This time of year is perfect for getting out and making the most of the British countryside and exploring local trails. With spring in full bloom there are several affiliated clubs up and down the country hosting races, celebrating their locality.
Organising the race
It is no mean feat organising events whether on a small or large scale, with logistics and organisation in the build-up playing a key role in the success of race day.
As a local parkrun director, Hiren from Pitsea Running Club was the perfect candidate to take on the club’s Event Coordinator role when it became available.
“I joined the club last May and became a committee member in January, so it has all happened pretty quick! As an event director at parkrun I have experience and knowledge on supporting events and have worked with the previous organiser, Nigel, on a couple of events last year. I worked with Nigel, fellow club member Paul and committee member Michael who all supported me in the build-up and on race day. It really was a team effort!”
Drumming up interest
The digital world of social media can be a great tool to spread the word about events and drum up excitement. After four years away, the club worried about a potential lack of interest.
“The Bluebell 5 used to be managed by another local club, Castle Point Joggers, before they handed over the organisation to us in 2017. Due to the pandemic, the last race was in 2019 so we were initially thinking we would target around 200 runners. In the end we managed to sell out of our online entries and had just over 300 people taking part on the day.

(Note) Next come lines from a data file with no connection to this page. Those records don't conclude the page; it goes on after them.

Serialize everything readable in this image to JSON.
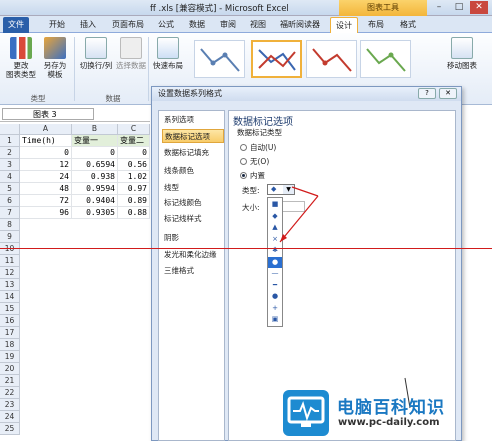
{
  "window": {
    "title": "ff .xls [兼容模式] - Microsoft Excel",
    "chart_tools": "图表工具",
    "minimize": "–",
    "maximize": "□",
    "close": "✕"
  },
  "ribbon_tabs": [
    "文件",
    "开始",
    "插入",
    "页面布局",
    "公式",
    "数据",
    "审阅",
    "视图",
    "福昕阅读器",
    "设计",
    "布局",
    "格式"
  ],
  "ribbon": {
    "change_type": "更改\n图表类型",
    "save_template": "另存为\n模板",
    "switch_rowcol": "切换行/列",
    "select_data": "选择数据",
    "quick_layout": "快速布局",
    "move_chart": "移动图表",
    "group_type": "类型",
    "group_data": "数据"
  },
  "name_box": "图表 3",
  "columns": [
    "A",
    "B",
    "C"
  ],
  "rows": [
    [
      "Time(h)",
      "变量一",
      "变量二"
    ],
    [
      "0",
      "0",
      "0"
    ],
    [
      "12",
      "0.6594",
      "0.56"
    ],
    [
      "24",
      "0.938",
      "1.02"
    ],
    [
      "48",
      "0.9594",
      "0.97"
    ],
    [
      "72",
      "0.9404",
      "0.89"
    ],
    [
      "96",
      "0.9305",
      "0.88"
    ]
  ],
  "row_numbers": [
    "1",
    "2",
    "3",
    "4",
    "5",
    "6",
    "7",
    "8",
    "9",
    "10",
    "11",
    "12",
    "13",
    "14",
    "15",
    "16",
    "17",
    "18",
    "19",
    "20",
    "21",
    "22",
    "23",
    "24",
    "25"
  ],
  "dialog": {
    "title": "设置数据系列格式",
    "help": "?",
    "close": "✕",
    "nav": [
      "系列选项",
      "数据标记选项",
      "数据标记填充",
      "线条颜色",
      "线型",
      "标记线颜色",
      "标记线样式",
      "阴影",
      "发光和柔化边缘",
      "三维格式"
    ],
    "section_title": "数据标记选项",
    "marker_type_label": "数据标记类型",
    "radio": [
      "自动(U)",
      "无(O)",
      "内置"
    ],
    "type_label": "类型:",
    "size_label": "大小:",
    "type_value": "◆",
    "dropdown_items": [
      "■",
      "◆",
      "▲",
      "×",
      "✱",
      "●",
      "—",
      "━",
      "●",
      "+",
      "▣"
    ]
  },
  "watermark": {
    "title": "电脑百科知识",
    "url": "www.pc-daily.com"
  }
}
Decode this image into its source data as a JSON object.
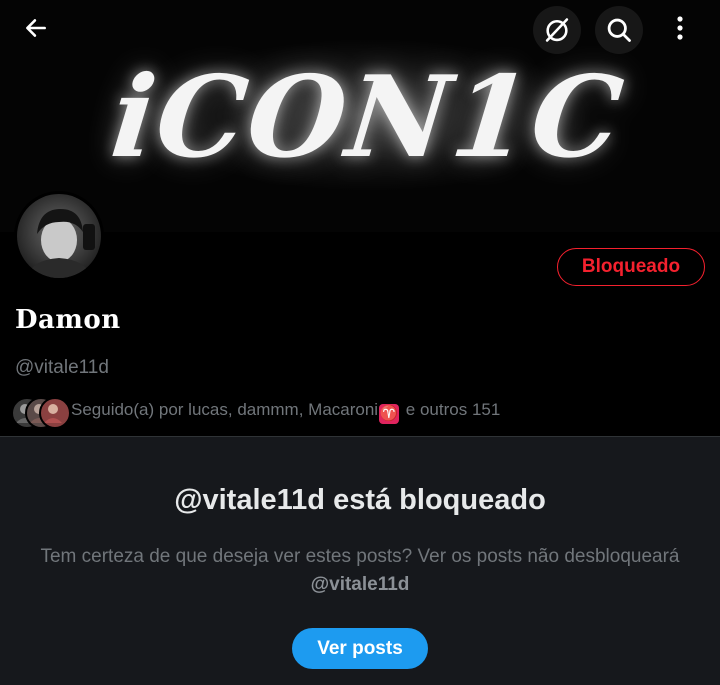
{
  "header": {
    "banner_text": "iCON1C",
    "back_icon": "arrow-left-icon",
    "discover_icon": "compass-off-icon",
    "search_icon": "search-icon",
    "more_icon": "more-vertical-icon"
  },
  "profile": {
    "display_name": "Damon",
    "handle": "@vitale11d",
    "blocked_label": "Bloqueado",
    "followed_by_prefix": "Seguido(a) por lucas, dammm, Macaroni",
    "followed_by_emoji": "♈",
    "followed_by_suffix": " e outros 151"
  },
  "blocked_notice": {
    "title": "@vitale11d está bloqueado",
    "description": "Tem certeza de que deseja ver estes posts? Ver os posts não desbloqueará ",
    "description_handle": "@vitale11d",
    "button_label": "Ver posts"
  },
  "colors": {
    "blocked_red": "#f4212e",
    "accent_blue": "#1d9bf0",
    "muted_text": "#71767b",
    "panel_bg": "#16181c"
  }
}
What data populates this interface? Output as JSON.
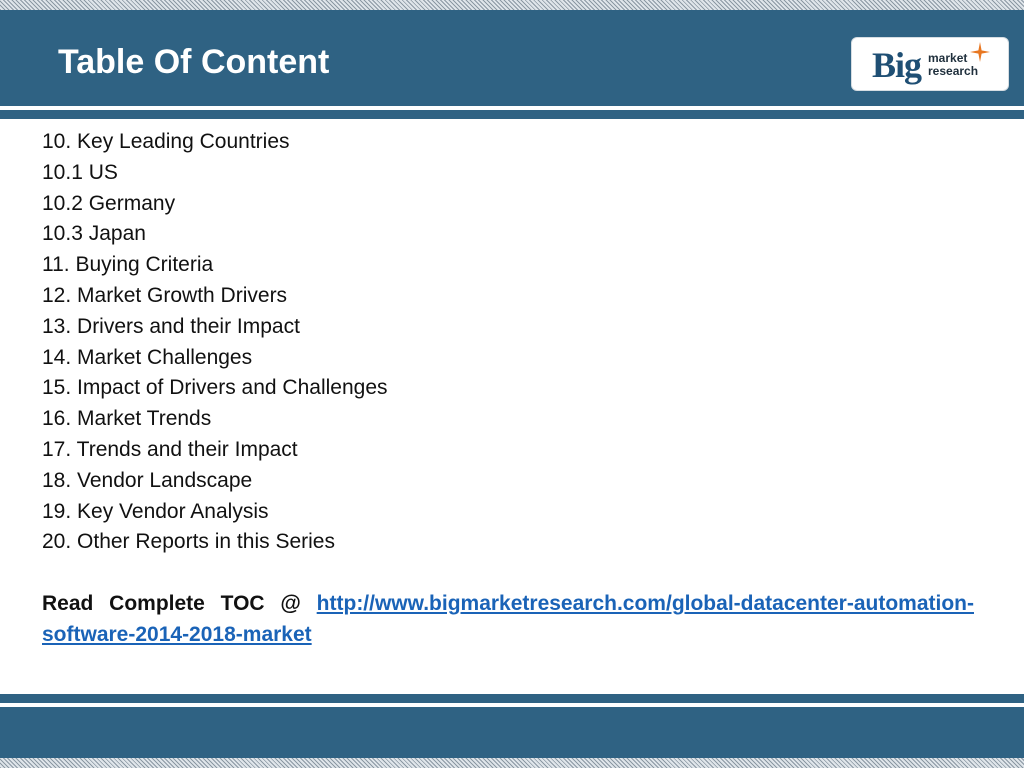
{
  "header": {
    "title": "Table Of Content",
    "logo": {
      "big": "Big",
      "line1": "market",
      "line2": "research",
      "spark_color": "#e87722",
      "brand_color": "#1f4f74"
    }
  },
  "toc": {
    "items": [
      "10. Key Leading Countries",
      "10.1 US",
      "10.2 Germany",
      "10.3 Japan",
      "11. Buying Criteria",
      "12. Market Growth Drivers",
      "13. Drivers and their Impact",
      "14. Market Challenges",
      "15. Impact of Drivers and Challenges",
      "16. Market Trends",
      "17. Trends and their Impact",
      "18. Vendor Landscape",
      "19. Key Vendor Analysis",
      "20. Other Reports in this Series"
    ]
  },
  "footer_note": {
    "prefix": "Read Complete TOC @ ",
    "link_text": "http://www.bigmarketresearch.com/global-datacenter-automation-software-2014-2018-market"
  },
  "colors": {
    "band": "#2f6283",
    "link": "#1a63b7"
  }
}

“We used social media to attract local runners and worked with local running clubs and parkruns in the area to promote the event. We have a dedicated Bluebell 5 Facebook page however this has been dormant for some years. After posting for the first time to say entries had opened, we had an incredible 100 people sign up in 2 days!
A big thank you goes out to Pip who manages our social media channels, she was instrumental in marketing the event online and helped us to achieve such fantastic numbers on race day.”
The success on race day
After months of planning and working alongside the local Essex Wildlife Trust on the route, it was finally time to race!
“Everyone loves running on the trails and it can be challenging in the winter so as soon as the weather gets better it’s great to enable people to explore. The route heads through one section of the woods covered with bluebells which is where the race gets its name. We try and pick a date at the start of the year when we estimate the bluebells will be there and we have been pretty lucky with it!”
From parkruns to local races, these events would not be possible without the vital contribution of volunteers.
“Our club has around 140 runners and they’re fantastic. We don’t often have too much trouble with recruiting volunteers. We had quite a lot of people who volunteered before or after the race and still managed to take part. We also had support from our neighbouring club, Phoenix Striders in Basildon. Members from both clubs made or donated cakes to sell before and after the event which were very popular with runners.”
It wasn’t only the individual volunteers who made the race a fantastic success, it was also the support of local organisations.
“The local sports centre helped us by providing free parking and gave us a room to use to hand out numbers and host our cake sale. We also had St John’s Ambulance providing first aid for free which was amazing to have a dedicated medical team.”
Giving back to local charities
What makes this event incredible isn’t just the fantastic turn out and attracting athletes from the local area and beyond, it’s also about how they give back to the local charity, Essex Wildlife Trust.
“The event has been historically partnered with the Essex Wildlife Trust since it began. This year with entries we have been able to raise £3500 for charity to put back into the local area. As part of the partnership, the Trust provide us with wooden bowls to give to the race and veteran winners. These are made of wood from the local forest which really ties into the race location.”